Pope Gregory XVI approved the Constitutions of the Institute of Charity on 20 December 1838. On 25 March 1839 vows were taken by 20 Italian and 6 British priests. On 20 September 1839 Fr Rosmini was appointed provost general for life.

This happy period of growth and apostolic success, however, was tempered by opposition to his intellectual and philosophical writings from 1826 until his death.

Primarily his "Treatise on Moral Conscience" (1839) led to a sharp, 15-year controversy which required more than one Papal injunction to silence the "Rosminian Question". Another important, controversial work was "The Five Wounds of the Church" (1832).

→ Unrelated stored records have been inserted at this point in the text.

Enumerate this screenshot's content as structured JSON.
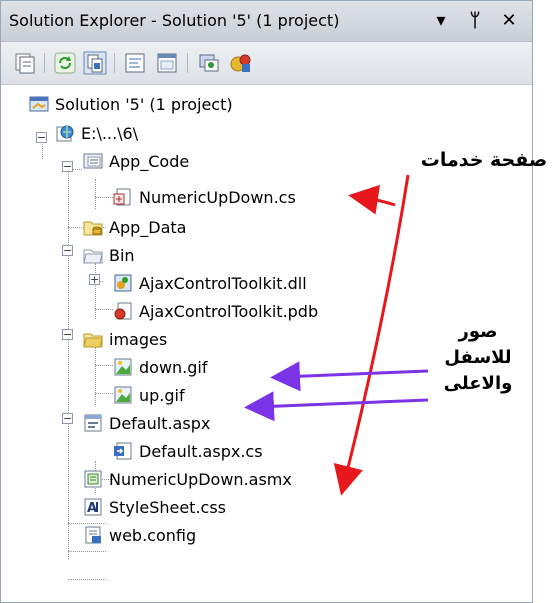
{
  "window": {
    "title": "Solution Explorer - Solution '5' (1 project)",
    "dropdown_glyph": "▾",
    "pin_glyph": "ᛘ",
    "close_glyph": "✕"
  },
  "toolbar": {
    "buttons": [
      "properties-icon",
      "refresh-icon",
      "show-all-files-icon",
      "view-code-icon",
      "view-designer-icon",
      "copy-website-icon",
      "asp-net-config-icon"
    ]
  },
  "tree": {
    "solution": "Solution '5' (1 project)",
    "project": "E:\\...\\6\\",
    "app_code": "App_Code",
    "numeric_cs": "NumericUpDown.cs",
    "app_data": "App_Data",
    "bin": "Bin",
    "ajax_dll": "AjaxControlToolkit.dll",
    "ajax_pdb": "AjaxControlToolkit.pdb",
    "images": "images",
    "down_gif": "down.gif",
    "up_gif": "up.gif",
    "default_aspx": "Default.aspx",
    "default_cs": "Default.aspx.cs",
    "numeric_asmx": "NumericUpDown.asmx",
    "stylesheet": "StyleSheet.css",
    "webconfig": "web.config",
    "expand_plus": "+",
    "collapse_minus": "−"
  },
  "annotations": {
    "service_page": "صفحة خدمات",
    "images_line1": "صور",
    "images_line2": "للاسفل",
    "images_line3": "والاعلى"
  },
  "colors": {
    "red_arrow": "#e8171b",
    "purple_arrow": "#7a33e6"
  }
}
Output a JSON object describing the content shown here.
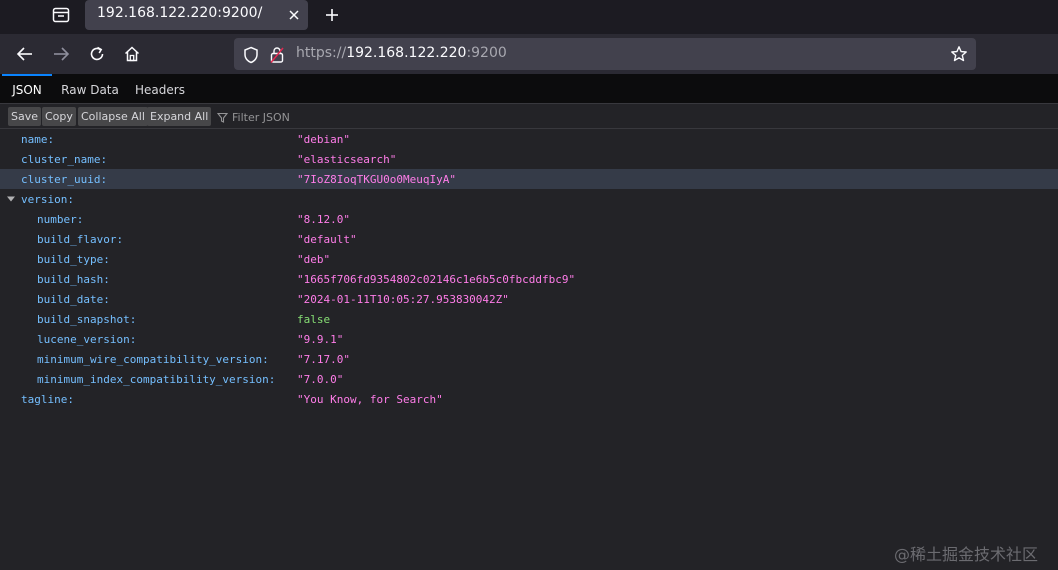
{
  "browser": {
    "tab_title": "192.168.122.220:9200/",
    "url_scheme": "https://",
    "url_host": "192.168.122.220",
    "url_port": ":9200",
    "icons": [
      "tab-list-icon",
      "close-icon",
      "plus-icon",
      "back-arrow-icon",
      "forward-arrow-icon",
      "reload-icon",
      "home-icon",
      "shield-icon",
      "lock-icon",
      "star-icon"
    ]
  },
  "viewer": {
    "tabs": [
      {
        "label": "JSON",
        "selected": true
      },
      {
        "label": "Raw Data",
        "selected": false
      },
      {
        "label": "Headers",
        "selected": false
      }
    ],
    "toolbar": {
      "save": "Save",
      "copy": "Copy",
      "collapse_all": "Collapse All",
      "expand_all": "Expand All",
      "filter_placeholder": "Filter JSON"
    }
  },
  "json": {
    "name_key": "name:",
    "name_val": "\"debian\"",
    "cluster_name_key": "cluster_name:",
    "cluster_name_val": "\"elasticsearch\"",
    "cluster_uuid_key": "cluster_uuid:",
    "cluster_uuid_val": "\"7IoZ8IoqTKGU0o0MeuqIyA\"",
    "version_key": "version:",
    "version": {
      "number_key": "number:",
      "number_val": "\"8.12.0\"",
      "build_flavor_key": "build_flavor:",
      "build_flavor_val": "\"default\"",
      "build_type_key": "build_type:",
      "build_type_val": "\"deb\"",
      "build_hash_key": "build_hash:",
      "build_hash_val": "\"1665f706fd9354802c02146c1e6b5c0fbcddfbc9\"",
      "build_date_key": "build_date:",
      "build_date_val": "\"2024-01-11T10:05:27.953830042Z\"",
      "build_snapshot_key": "build_snapshot:",
      "build_snapshot_val": "false",
      "lucene_version_key": "lucene_version:",
      "lucene_version_val": "\"9.9.1\"",
      "min_wire_key": "minimum_wire_compatibility_version:",
      "min_wire_val": "\"7.17.0\"",
      "min_index_key": "minimum_index_compatibility_version:",
      "min_index_val": "\"7.0.0\""
    },
    "tagline_key": "tagline:",
    "tagline_val": "\"You Know, for Search\""
  },
  "colors": {
    "key": "#75bfff",
    "string": "#ff7de9",
    "boolean": "#86de74",
    "selected_row": "#353b48",
    "accent": "#0a84ff"
  },
  "watermark": "@稀土掘金技术社区"
}
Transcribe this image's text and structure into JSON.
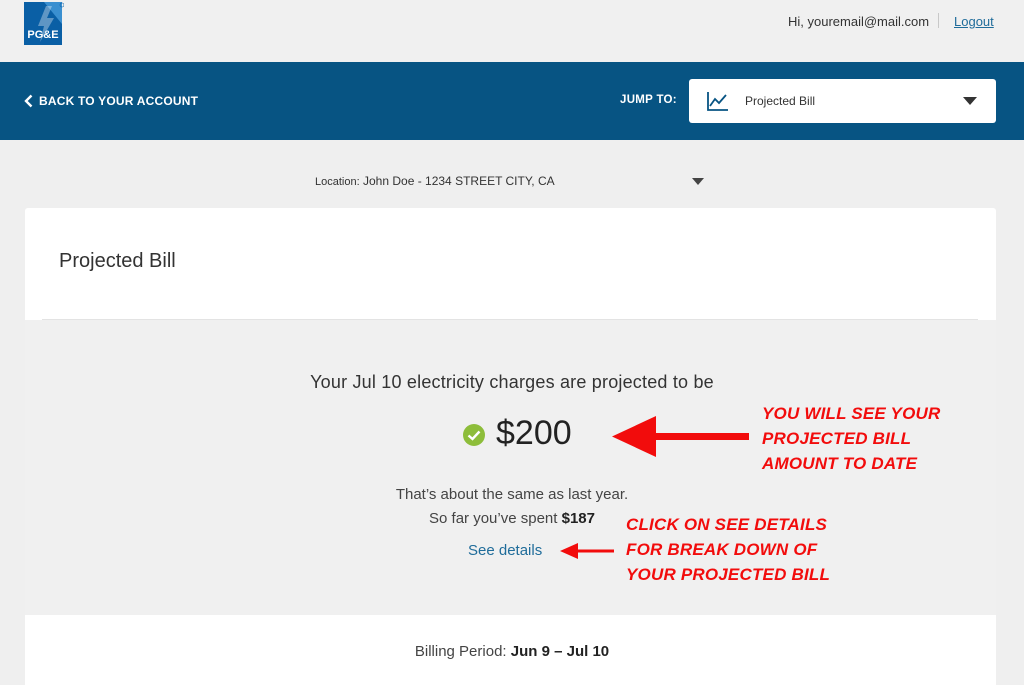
{
  "header": {
    "logo_text": "PG&E",
    "greeting": "Hi,  youremail@mail.com",
    "logout_label": "Logout"
  },
  "nav": {
    "back_label": "BACK TO YOUR ACCOUNT",
    "jump_label": "JUMP TO:",
    "jump_value": "Projected Bill"
  },
  "location": {
    "label": "Location:",
    "value": "John Doe - 1234 STREET CITY, CA"
  },
  "card": {
    "title": "Projected Bill",
    "projection_text": "Your Jul 10 electricity charges are projected to be",
    "amount": "$200",
    "comparison_text": "That’s about the same as last year.",
    "spent_prefix": "So far you’ve spent",
    "spent_amount": "$187",
    "details_link": "See details",
    "billing_label": "Billing Period:",
    "billing_value": "Jun 9 – Jul 10"
  },
  "annotations": {
    "amount_note": [
      "YOU WILL SEE YOUR",
      "PROJECTED BILL",
      "AMOUNT TO DATE"
    ],
    "details_note": [
      "CLICK ON SEE DETAILS",
      "FOR BREAK DOWN OF",
      "YOUR PROJECTED BILL"
    ]
  },
  "colors": {
    "brand_blue": "#075483",
    "link_blue": "#1f6c9a",
    "status_green": "#8dbd3a",
    "annotation_red": "#f20c0c"
  },
  "icons": {
    "logo": "pge-logo-icon",
    "back": "chevron-left-icon",
    "jump": "line-chart-icon",
    "jump_caret": "caret-down-icon",
    "location_caret": "caret-down-icon",
    "status": "check-circle-icon"
  }
}
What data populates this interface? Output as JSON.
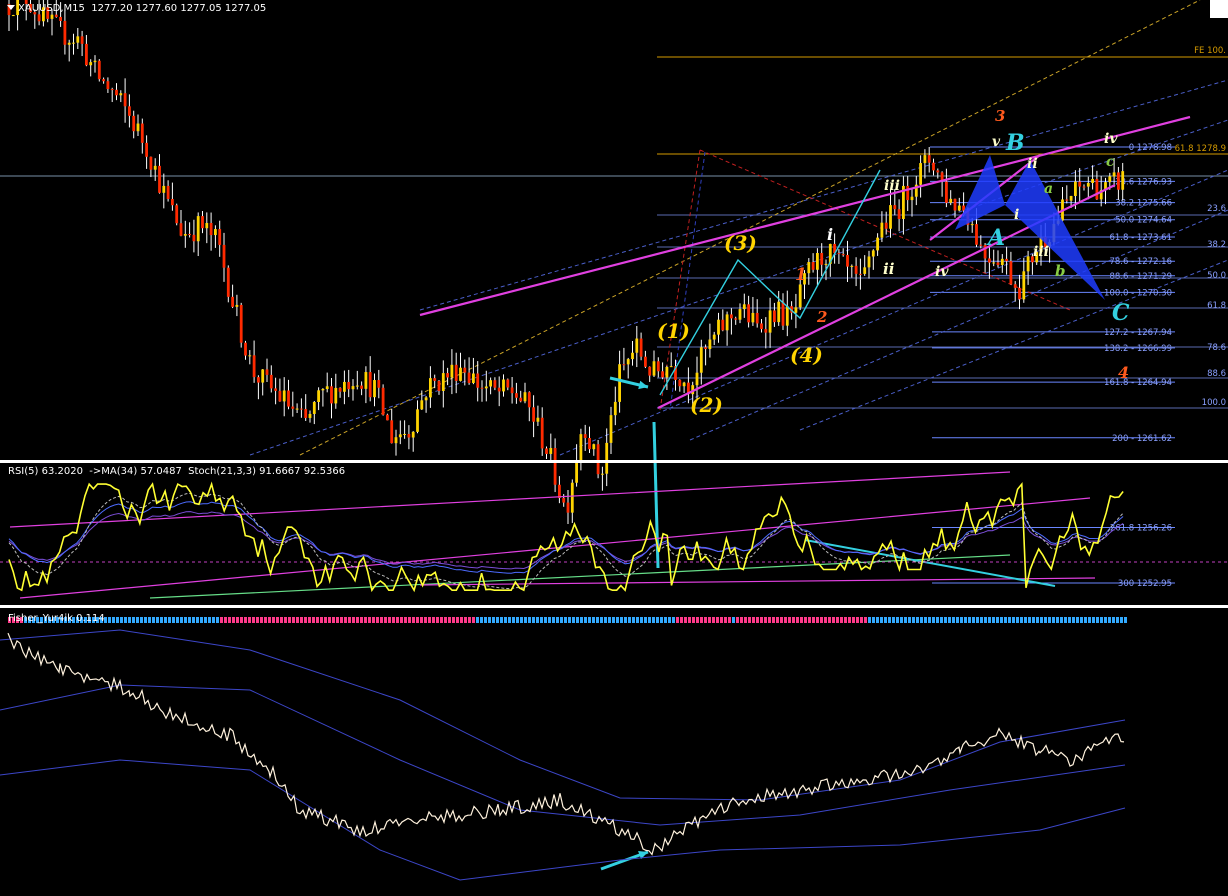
{
  "header": {
    "title": "XAUUSD,M15  1277.20 1277.60 1277.05 1277.05",
    "rsi": "RSI(5) 63.2020  ->MA(34) 57.0487  Stoch(21,3,3) 91.6667 92.5366",
    "fisher": "Fisher_Yur4ik 0.114"
  },
  "colors": {
    "background": "#000000",
    "bull": "#ffd400",
    "bear": "#ff2a00",
    "wick": "#ffffff",
    "trend": "#e040e0",
    "cyan": "#33d0e0",
    "fib": "#6a86ff",
    "fe": "#d49a00",
    "rsi": "#ffff33",
    "stoch_main": "#4d6bff",
    "stoch_signal": "#7a4dd6",
    "fisher": "#fff2dd"
  },
  "chart_data": {
    "type": "candlestick",
    "symbol": "XAUUSD",
    "timeframe": "M15",
    "ohlc": {
      "open": 1277.2,
      "high": 1277.6,
      "low": 1277.05,
      "close": 1277.05
    },
    "price_waypoints": [
      1287.5,
      1287.9,
      1286.6,
      1285.8,
      1285.4,
      1283.3,
      1282.2,
      1280.7,
      1278.8,
      1275.9,
      1273.8,
      1274.3,
      1273.3,
      1269.2,
      1265.6,
      1264.6,
      1263.7,
      1262.4,
      1264.2,
      1264.7,
      1265.4,
      1264.6,
      1261.7,
      1262.1,
      1264.6,
      1265.2,
      1266.0,
      1264.8,
      1264.3,
      1264.4,
      1263.2,
      1260.7,
      1257.2,
      1262.8,
      1259.1,
      1265.1,
      1267.1,
      1265.4,
      1266.1,
      1264.8,
      1266.7,
      1268.3,
      1269.4,
      1268.2,
      1269.2,
      1268.7,
      1271.6,
      1272.7,
      1271.7,
      1270.6,
      1274.1,
      1275.2,
      1277.0,
      1278.4,
      1275.8,
      1275.3,
      1272.6,
      1272.5,
      1270.5,
      1272.9,
      1274.3,
      1276.0,
      1276.9,
      1276.4,
      1277.1
    ],
    "fib_levels": [
      {
        "ratio": "0",
        "price": 1278.98,
        "label": "0 1278.98"
      },
      {
        "ratio": "23.6",
        "price": 1276.93,
        "label": "23.6 1276.93"
      },
      {
        "ratio": "38.2",
        "price": 1275.66,
        "label": "38.2 1275.66"
      },
      {
        "ratio": "50.0",
        "price": 1274.64,
        "label": "50.0 1274.64"
      },
      {
        "ratio": "61.8",
        "price": 1273.61,
        "label": "61.8 - 1273.61"
      },
      {
        "ratio": "78.6",
        "price": 1272.16,
        "label": "78.6 - 1272.16"
      },
      {
        "ratio": "88.6",
        "price": 1271.29,
        "label": "88.6 - 1271.29"
      },
      {
        "ratio": "100.0",
        "price": 1270.3,
        "label": "100.0 - 1270.30"
      },
      {
        "ratio": "127.2",
        "price": 1267.94,
        "label": "127.2 - 1267.94"
      },
      {
        "ratio": "138.2",
        "price": 1266.99,
        "label": "138.2 - 1266.99"
      },
      {
        "ratio": "161.8",
        "price": 1264.94,
        "label": "161.8 - 1264.94"
      },
      {
        "ratio": "200",
        "price": 1261.62,
        "label": "200 - 1261.62"
      },
      {
        "ratio": "261.8",
        "price": 1256.26,
        "label": "261.8 1256.26"
      },
      {
        "ratio": "300",
        "price": 1252.95,
        "label": "300 1252.95"
      }
    ],
    "fe_labels": [
      "FE 100.",
      "61.8 1278.9"
    ],
    "right_scale_labels": [
      "23.6",
      "38.2",
      "50.0",
      "61.8",
      "78.6",
      "88.6",
      "100.0"
    ],
    "wave_labels": [
      {
        "text": "(1)",
        "color": "#ffd400"
      },
      {
        "text": "(2)",
        "color": "#ffd400"
      },
      {
        "text": "(3)",
        "color": "#ffd400"
      },
      {
        "text": "(4)",
        "color": "#ffd400"
      },
      {
        "text": "1",
        "color": "#ff5a1e"
      },
      {
        "text": "2",
        "color": "#ff5a1e"
      },
      {
        "text": "3",
        "color": "#ff5a1e"
      },
      {
        "text": "4",
        "color": "#ff5a1e"
      },
      {
        "text": "i",
        "color": "#ffffff"
      },
      {
        "text": "ii",
        "color": "#ffffcc"
      },
      {
        "text": "iii",
        "color": "#ffffcc"
      },
      {
        "text": "iv",
        "color": "#ffffcc"
      },
      {
        "text": "v",
        "color": "#ffffcc"
      },
      {
        "text": "ii",
        "color": "#ffffcc"
      },
      {
        "text": "i",
        "color": "#ffffcc"
      },
      {
        "text": "iii",
        "color": "#ffffcc"
      },
      {
        "text": "iv",
        "color": "#ffffcc"
      },
      {
        "text": "A",
        "color": "#33d0e0"
      },
      {
        "text": "B",
        "color": "#33d0e0"
      },
      {
        "text": "C",
        "color": "#33d0e0"
      },
      {
        "text": "a",
        "color": "#88cc44"
      },
      {
        "text": "b",
        "color": "#88cc44"
      },
      {
        "text": "c",
        "color": "#88cc44"
      }
    ],
    "rsi": {
      "value": 63.202,
      "ma_period": 34,
      "ma_value": 57.0487
    },
    "stoch": {
      "params": "21,3,3",
      "main": 91.6667,
      "signal": 92.5366
    },
    "fisher": {
      "value": 0.114
    }
  }
}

Fr Rosmini found himself wedged between the obligation to renew Catholic philosophy and finding his works on the Index. But his obedience to the Church was admirable: "In everything, I want to base myself on the authority of the Church, and I want the whole world to know that I adhere to this authority alone" (Congregation for the Doctrine of the Faith, "Note on the Force of the Doctrinal Decrees", L'Osservatore Romano English edition [ORE], 25 July 2001, p. 9).

To close the issue definitively, the Pontiff submitted all Rosmini's works to examination by the Congregation of the Index. On 3 July 1854, it was decreed: "All the works of Antonio Rosmini-Serbati that have recently been examined are to be dismissed, and this examination in no way detracts from the good name of the author, nor of the religious Society founded by him, nor from his life and singular merits towards the Church" (R. Malone, "Historical Overview of the Rosmini Case", ORE, 25 July 2001, p. 10).

Less than a year after this Decree, Fr Antonio Rosmini died on 1 July 1855 at Stresa, Italy, at age 58.
—Copyright © Libreria Editrice Vaticana

Highlights and Things to Do:

  • Learn more about Blessed Antonio Rosmini:
  • Read the Beatification Homily by Cardinal José Saraiva Martins.
  • Read "Blessed Liberty: The Posthumous Miracle of Antonio Rosmini" in the Catholic Culture library.
  • See more about the The Rosminians and their work.
  • Purchase Principles of Ethics (The Writings of Blessed Antonio Rosmini). This is Rosmini’s first great work in the field of moral philosophy, looks to the light of reason as the objective basis of moral action and/or Maxims of Christian Perfection: The Writings of Blessed Antonio Rosmini.